Skip to main content

Governors tackle an unenviable challenge

Growing evidence suggests that governing bodies have been struggling to meet the challenge of setting performance-related targets for headteachers.

Since last year, there has been a statutory duty on governing bodies to set attainment targets for heads and deputy heads relating to school leadership, management and pupils' progress. Governors are also required to appraise heads' and deputies' performance against their success in attaining these goals and to set their pay accordingly.

John Adams, chairman of the National Association of Governors and Managers, which represents some 40,000 governors in England and Wales, says: "By and large governing bodies are finding it quite challenging. To some extent, it is not desperately clear what the targets should involve.

"Targets are supposed to be challenging but realistic. They are supposed to be set in the context of the school development plan which is, in turn, set in the context of the local authority plan. I think that is really quite a subtle exercise and chairs of governing bodies have no training to do that.

"Most of the people I speak to have set targets, but I think they have all struggled. If you are chair of a little primary school and perhaps have had no background in this sort of activity, it is quite new and less apparent what you do."

The situation is causing some obvious concern for heads too. Bob Carstairs, of the National Association of Head Teachers, says that sometimes governors do not read the official guidance circulars on target setting and, therefore, do not know what they were supposed to do.

Some governors, he says, are also unwilling to set performance criteria for heads because they do not feel qualified to set targets for people better qualified academically than they are and possibly earning more.

Sometimes, he says, governors in leafy suburbs on pound;100,000 a year are so horrified when they discover what heads earn that they see any attempt to set criteria as being unduly limiting of heads' earning powers.

In an attempt to assist governors last September, the Department for Education and Employment issued a guidance document (see story, right). And from September this year, all schools can consult independent external advisers who will help them to review the school's success in meeting past attainmet targets and to set new objectives.

In the summer, the department is to provide national training for governors to equip them to agree school performance policies and assist them in reviewing heads' performance. But many governors feel there has been insufficient guidance on setting performance targets.

Eleanor Wright is a governor at Chase Bridge Primary school in Twickenham, south-west London. She thinks the DFEE guidance is heavily weighted towards achieving academic targets, and these are reasonably easy to measure. For example, you could say you will achieve 80 per cent in level 4 national tests at the age of 11.

However, she points out, some schools are already achieving 100 per cent, so it is difficult for them to achieve better. In this example, they could start targeting level 5, but asks is it wise to demand that of 11-year-olds?

She also wonders whether governors should be assessing other areas, such as a greater use of computers, creative work and playground discipline. The problem is how to do so.

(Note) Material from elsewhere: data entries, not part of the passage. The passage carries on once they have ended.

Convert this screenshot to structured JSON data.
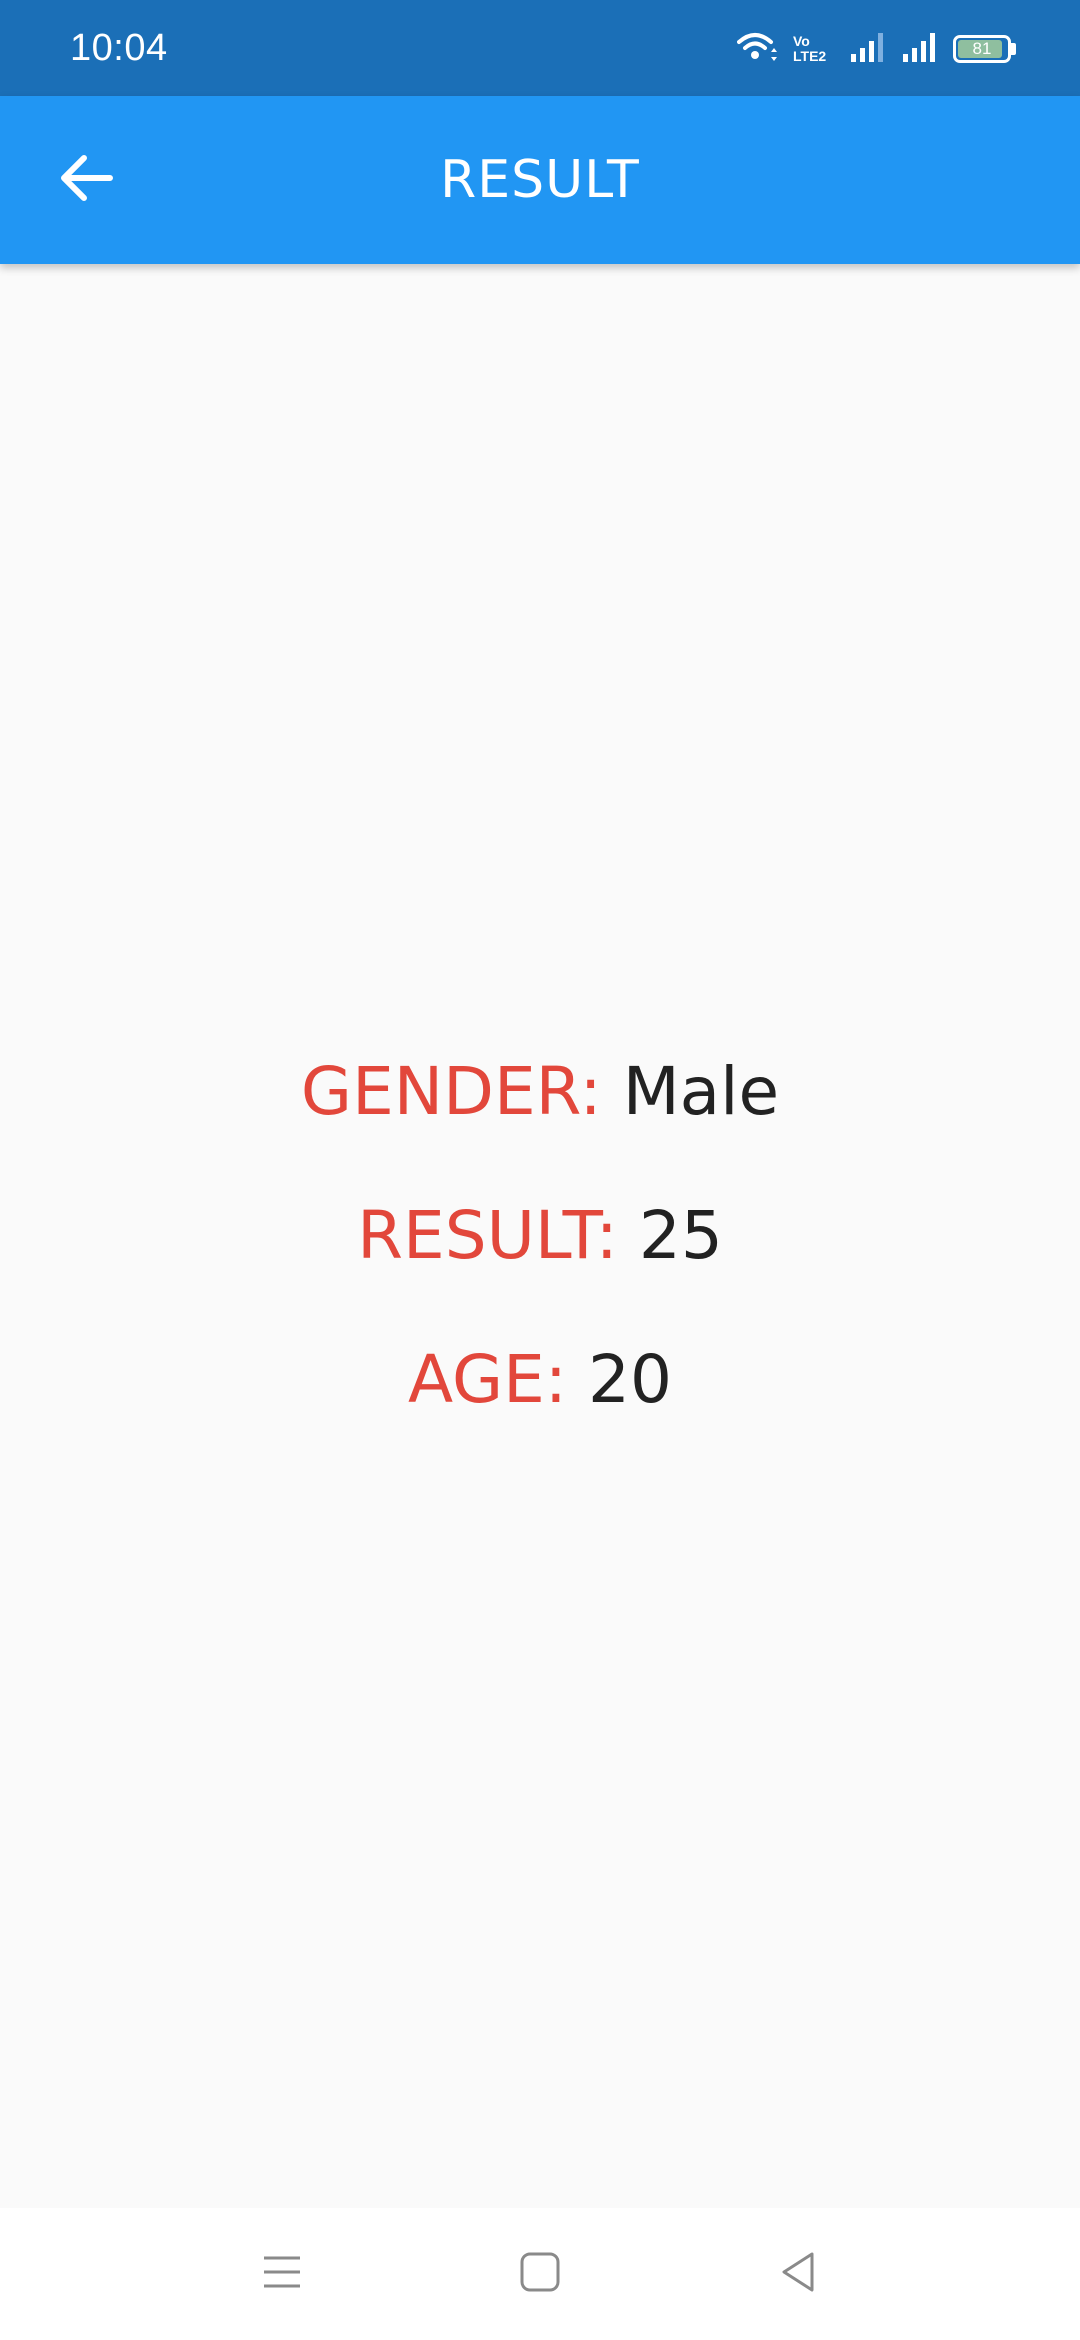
{
  "status_bar": {
    "time": "10:04",
    "volte_line1": "Vo",
    "volte_line2": "LTE2",
    "battery_level": "81",
    "icons": [
      "wifi-icon",
      "volte-icon",
      "signal-1-icon",
      "signal-2-icon",
      "battery-icon"
    ]
  },
  "app_bar": {
    "title": "RESULT",
    "back_icon": "arrow-back-icon",
    "color": "#2196f3"
  },
  "result": {
    "gender_label": "GENDER:",
    "gender_value": "Male",
    "result_label": "RESULT:",
    "result_value": "25",
    "age_label": "AGE:",
    "age_value": "20",
    "label_color": "#e2473b"
  },
  "nav_bar": {
    "icons": [
      "menu-lines-icon",
      "home-square-icon",
      "back-triangle-icon"
    ]
  }
}
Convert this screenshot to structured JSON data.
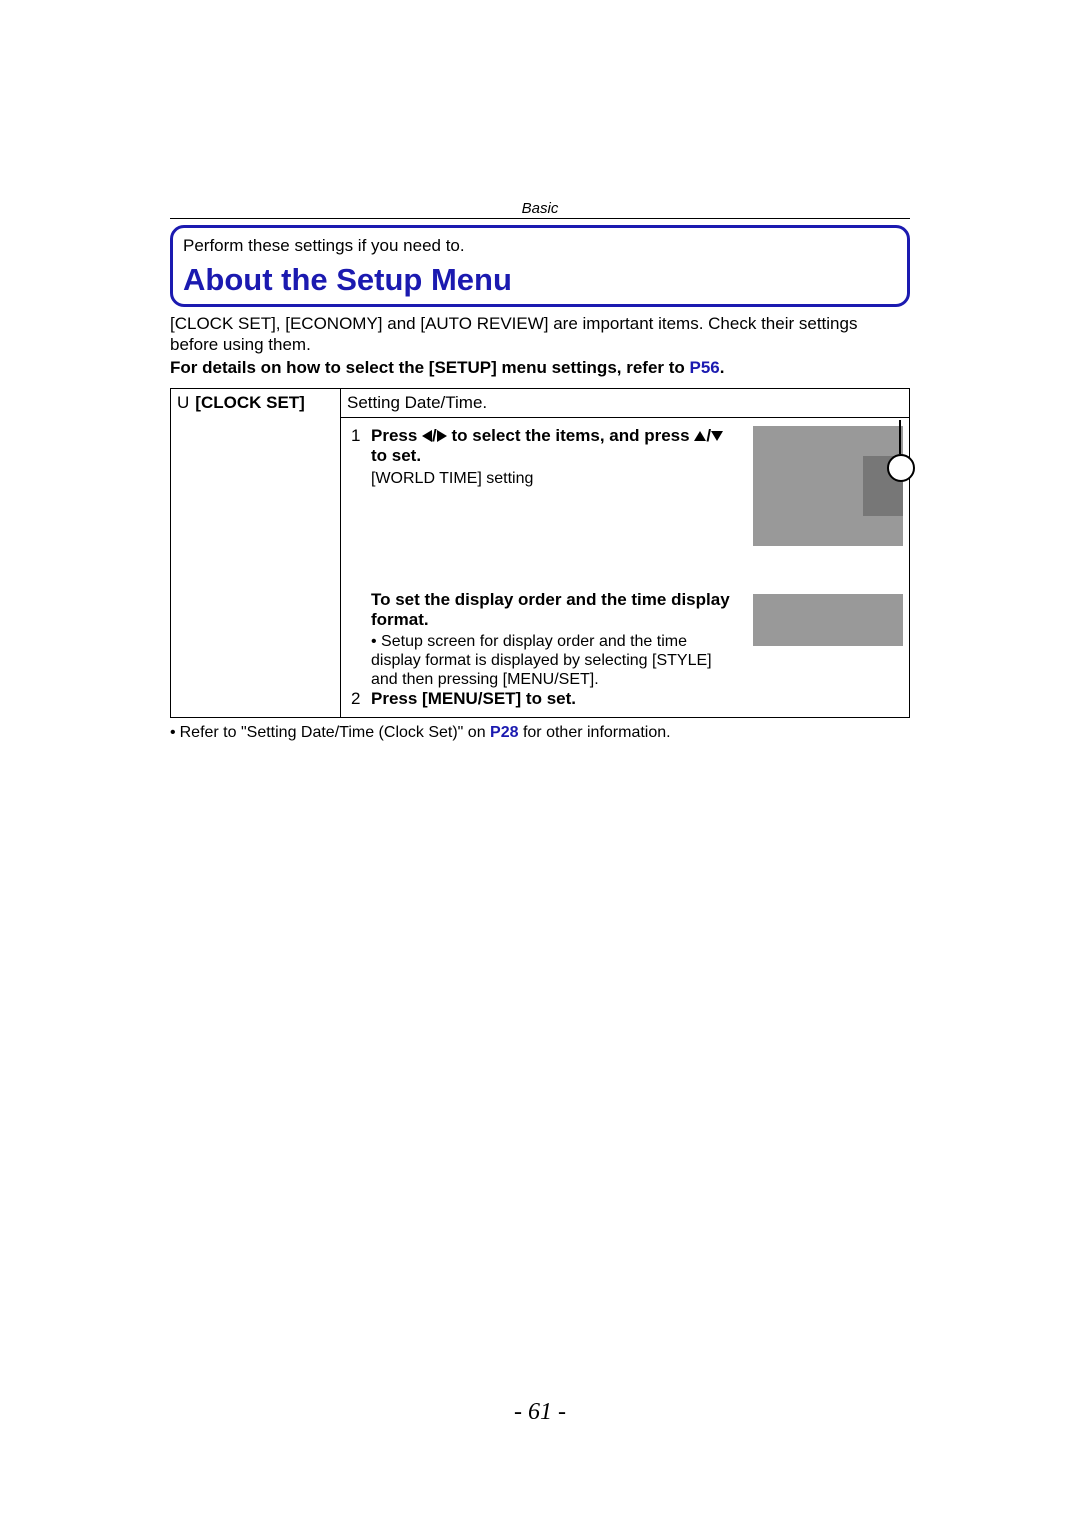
{
  "header": {
    "section": "Basic"
  },
  "box": {
    "perform": "Perform these settings if you need to.",
    "title": "About the Setup Menu"
  },
  "intro": {
    "line1": "[CLOCK SET], [ECONOMY] and [AUTO REVIEW] are important items. Check their settings before using them.",
    "line2_prefix": "For details on how to select the [SETUP] menu settings, refer to ",
    "line2_link": "P56",
    "line2_suffix": "."
  },
  "table": {
    "left_icon": "U",
    "left_label": "[CLOCK SET]",
    "row1": "Setting Date/Time.",
    "step1_num": "1",
    "step1_a": "Press ",
    "step1_b": " to select the items, and press ",
    "step1_c": " to set.",
    "world_time": "[WORLD TIME] setting",
    "display_order_heading": "To set the display order and the time display format.",
    "display_order_bullet": "Setup screen for display order and the time display format is displayed by selecting [STYLE] and then pressing [MENU/SET].",
    "step2_num": "2",
    "step2_text": "Press [MENU/SET] to set."
  },
  "footnote": {
    "prefix": "Refer to \"Setting Date/Time (Clock Set)\" on ",
    "link": "P28",
    "suffix": " for other information."
  },
  "page_number": "- 61 -"
}
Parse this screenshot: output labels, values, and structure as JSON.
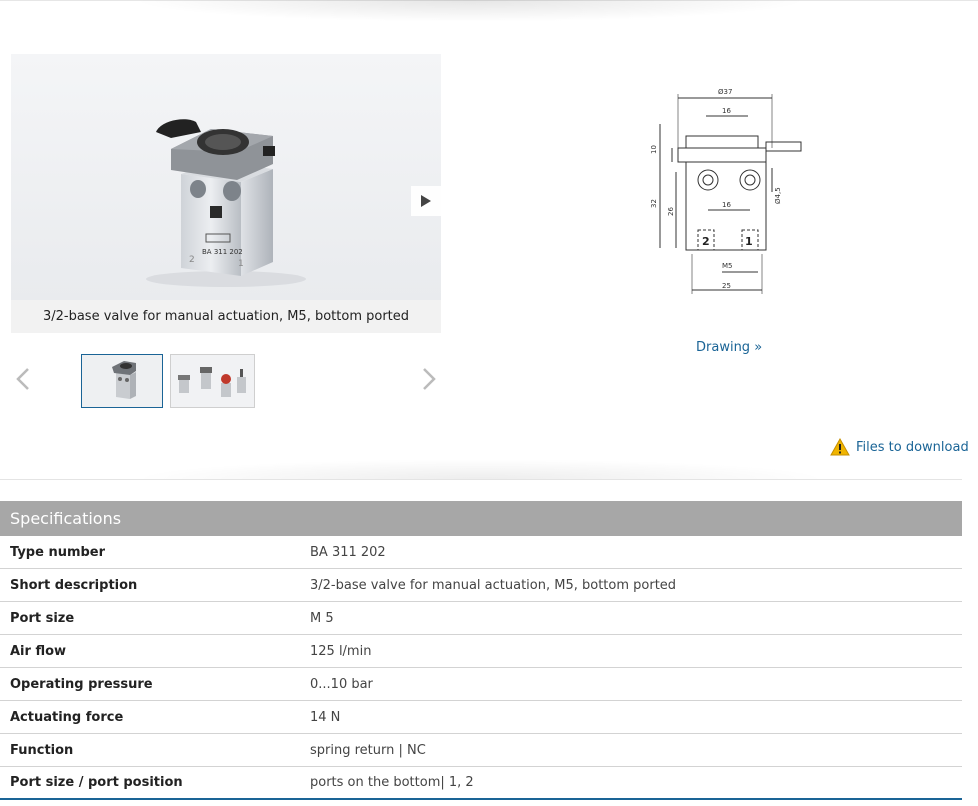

"This emphasis on having a measurable target does mean that you are forced to go for fairly silly things, such as having recruited another playground supervisor. This, however, is measuring the means and not the end."

At Victoria infant and nursery school in Barrow-in-Furness, Cumbria, the governors are waiting for an external adviser to help them review their tentative steps in setting performance targets. Ian Moore, a parent governor, says: "We have certainly found it very difficult over the past two years to set criteria which would meet the purpose of the government legislation.

"As far as I see it, we should not be paying extra money to the headteacher for doing her job. We should be setting criteria which are over and above what she would normally get paid to do. It's very difficult to identify criteria which satisfy that requirement because if a particular task has to be done in school within the school year, it would be part of either the school development plan or school management plan anyway."

So far the governors have based targets for the head on these two plans. "We are not 100 per cent happy with this," he says, "but feel this will do just now until the external validator comes in and confirms whether what we are doing is correct or not."

Log in or register for FREE to continue reading.

It only takes a moment and you'll get access to more news, plus courses, jobs and teaching resources tailored to you